Horn Book Review
Browne's brief narrative is a paean to fathers everywhere. Full-color illustrations depict the daring dad in a variety of roles, from wrestling giants and walking tightropes to playing soccer and dancing--always in his plaid robe. The whimsical illustrations show Dad with fins and a tail when his son brags, he can swim like a fish, and small visual non sequiturs add a humorous seek-and-find component to the book. From HORN BOOK Fall 2001, (c) Copyright 2010. The Horn Book, Inc., a wholly owned subsidiary of Media Source, Inc. No redistribution permitted.
Kirkus Book Review

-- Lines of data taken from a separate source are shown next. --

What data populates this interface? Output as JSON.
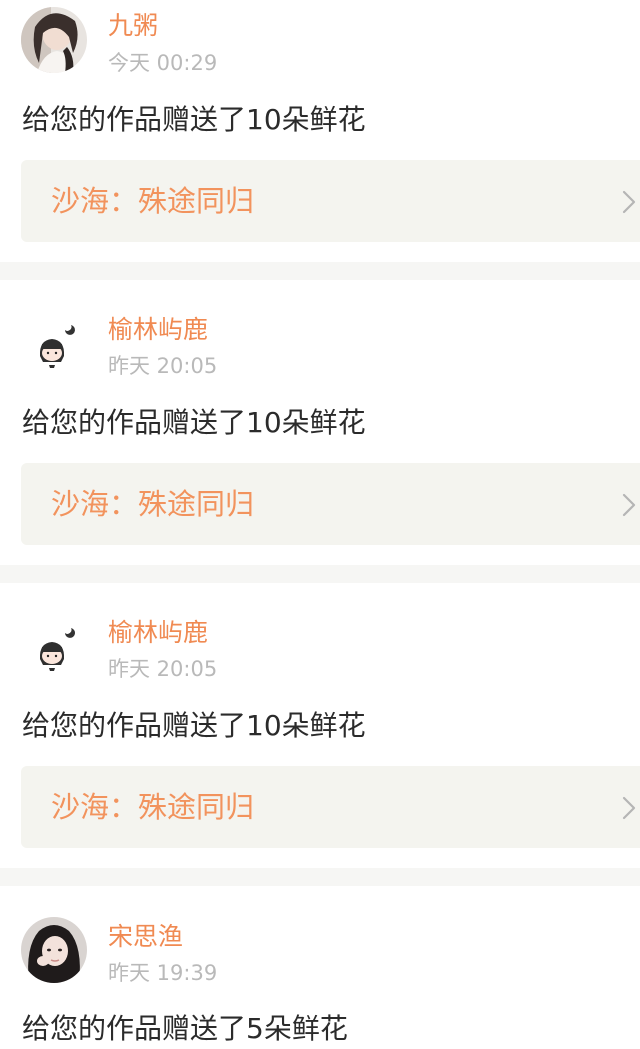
{
  "feed": {
    "items": [
      {
        "username": "九粥",
        "timestamp": "今天 00:29",
        "message": "给您的作品赠送了10朵鲜花",
        "work_title": "沙海：殊途同归",
        "avatar": "photo-avatar-girl"
      },
      {
        "username": "榆林屿鹿",
        "timestamp": "昨天 20:05",
        "message": "给您的作品赠送了10朵鲜花",
        "work_title": "沙海：殊途同归",
        "avatar": "cartoon-girl-avatar"
      },
      {
        "username": "榆林屿鹿",
        "timestamp": "昨天 20:05",
        "message": "给您的作品赠送了10朵鲜花",
        "work_title": "沙海：殊途同归",
        "avatar": "cartoon-girl-avatar"
      },
      {
        "username": "宋思渔",
        "timestamp": "昨天 19:39",
        "message": "给您的作品赠送了5朵鲜花",
        "avatar": "photo-avatar-girl-dark"
      }
    ]
  },
  "colors": {
    "username": "#f08a52",
    "work_title": "#f2935d",
    "timestamp": "#b9b9b9",
    "message": "#2b2b2b",
    "link_background": "#f4f4ef",
    "divider": "#f6f6f4"
  }
}
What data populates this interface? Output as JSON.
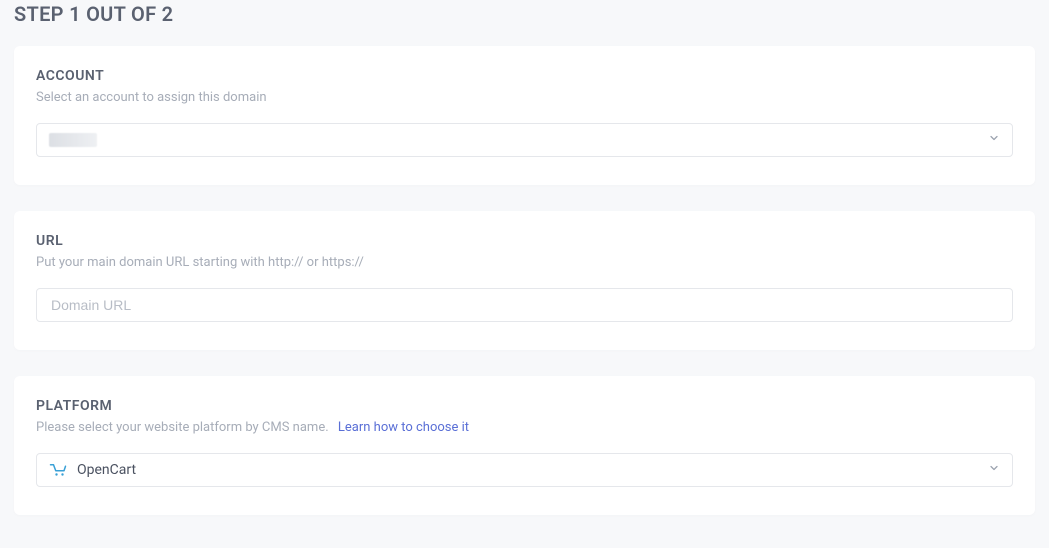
{
  "page": {
    "title": "STEP 1 OUT OF 2"
  },
  "account": {
    "title": "ACCOUNT",
    "subtitle": "Select an account to assign this domain",
    "selected": ""
  },
  "url": {
    "title": "URL",
    "subtitle": "Put your main domain URL starting with http:// or https://",
    "placeholder": "Domain URL",
    "value": ""
  },
  "platform": {
    "title": "PLATFORM",
    "subtitle": "Please select your website platform by CMS name.",
    "learn_link": "Learn how to choose it",
    "selected": "OpenCart"
  }
}
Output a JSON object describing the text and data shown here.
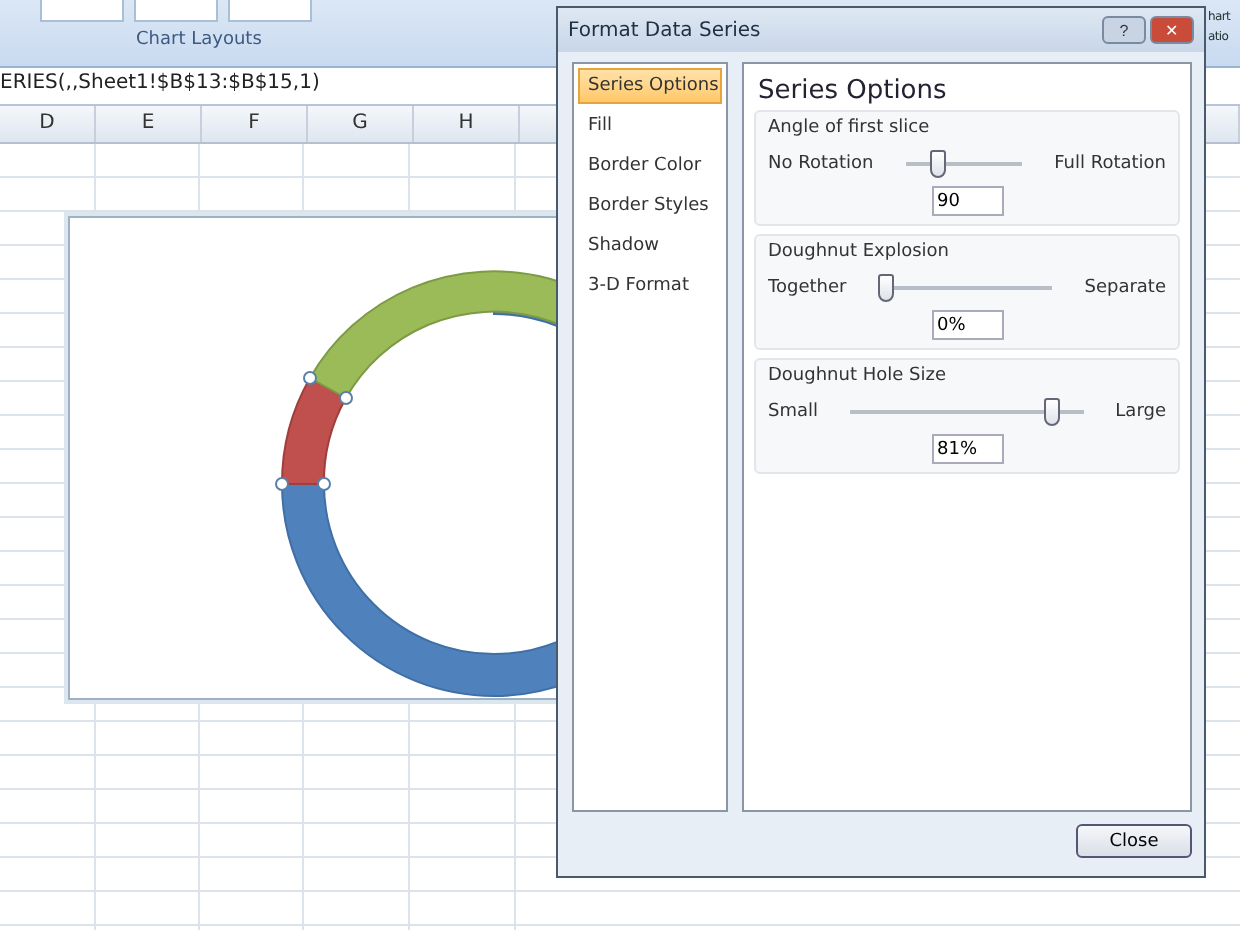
{
  "ribbon": {
    "group_label": "Chart Layouts",
    "edge_texts": [
      "hart",
      "atio"
    ]
  },
  "formula_bar": {
    "value": "ERIES(,,Sheet1!$B$13:$B$15,1)"
  },
  "columns": [
    "D",
    "E",
    "F",
    "G",
    "H"
  ],
  "dialog": {
    "title": "Format Data Series",
    "help": "?",
    "close_glyph": "✕",
    "nav": [
      {
        "label": "Series Options",
        "selected": true
      },
      {
        "label": "Fill",
        "selected": false
      },
      {
        "label": "Border Color",
        "selected": false
      },
      {
        "label": "Border Styles",
        "selected": false
      },
      {
        "label": "Shadow",
        "selected": false
      },
      {
        "label": "3-D Format",
        "selected": false
      }
    ],
    "heading": "Series Options",
    "groups": [
      {
        "title": "Angle of first slice",
        "min_label": "No Rotation",
        "max_label": "Full Rotation",
        "level": 0.25,
        "value": "90"
      },
      {
        "title": "Doughnut Explosion",
        "min_label": "Together",
        "max_label": "Separate",
        "level": 0,
        "value": "0%"
      },
      {
        "title": "Doughnut Hole Size",
        "min_label": "Small",
        "max_label": "Large",
        "level": 0.89,
        "value": "81%"
      }
    ],
    "close_button": "Close"
  }
}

Greenaway and Hans Christian Andersen medallist Browne presents a sweet-natured celebration of Dad in all his infinite variety. Browne, a master of the colored-pencil and wash illustration, has an almost preternatural gift for balancing delicious detail with winning whimsy. Here, warmly appealing, carefully composed pictures feature a simple and wonderfully appealing motifan umber, sepia, and sunny yellow-toned plaid bathrobe fabric as unique visual shorthand for, well . . . Dad. From our first view of him (clasping a mug of tea at the breakfast table) to last (clasping the androgynous child narrator in a feet-off-the-ground hug), hes reliably clad in his all-occasion snappy blue-and-white-striped pajamas, cozy red slippers, and his signature woolen plaid dressing gown. Whether Browne depicts him as a horse tucking into a huge mound of beans, chips, eggs, and tomatoes, a professional wrestler, competing in school field day, or even as weightlifting gorilla, hes the man in plaid. The publisher may have done a disservice to Dads as well as the book in their well-meaning attempt at improved accessibility for the American audience. In a central spread, bath-robed and mortarboard-clad owl as Dad is posed professorially against a chalkboard covered with arithmetic problems. The facing page then depicts Dad proudly posed (à la American Gothic) with a stiff push broom that pleasingly matches his equally stiff and contoured, flat-top haironce called a brush cut. The original text reads: Hes as wise as an owl and as bristly as a brush. Hes all right my dad. The newest version instead captions Dad with broom: except when he tries to help. Hes all right my dad. Click. A singularly unfortunate default to the stereotype that any man who engages in any family life support activities (like cleaning) is de facto inept. This disappointing spread is even more out-of-step in a book that celebrates the every-Dad in every way. Does this flaw/defect detract enough to merit a knee-jerk rejection? No. We can only hope the publisher will return to the original in future reprints. In the meantime, you might want to stock up for Fathers Day. This one has family favorite written all over it. (Picture book. All ages)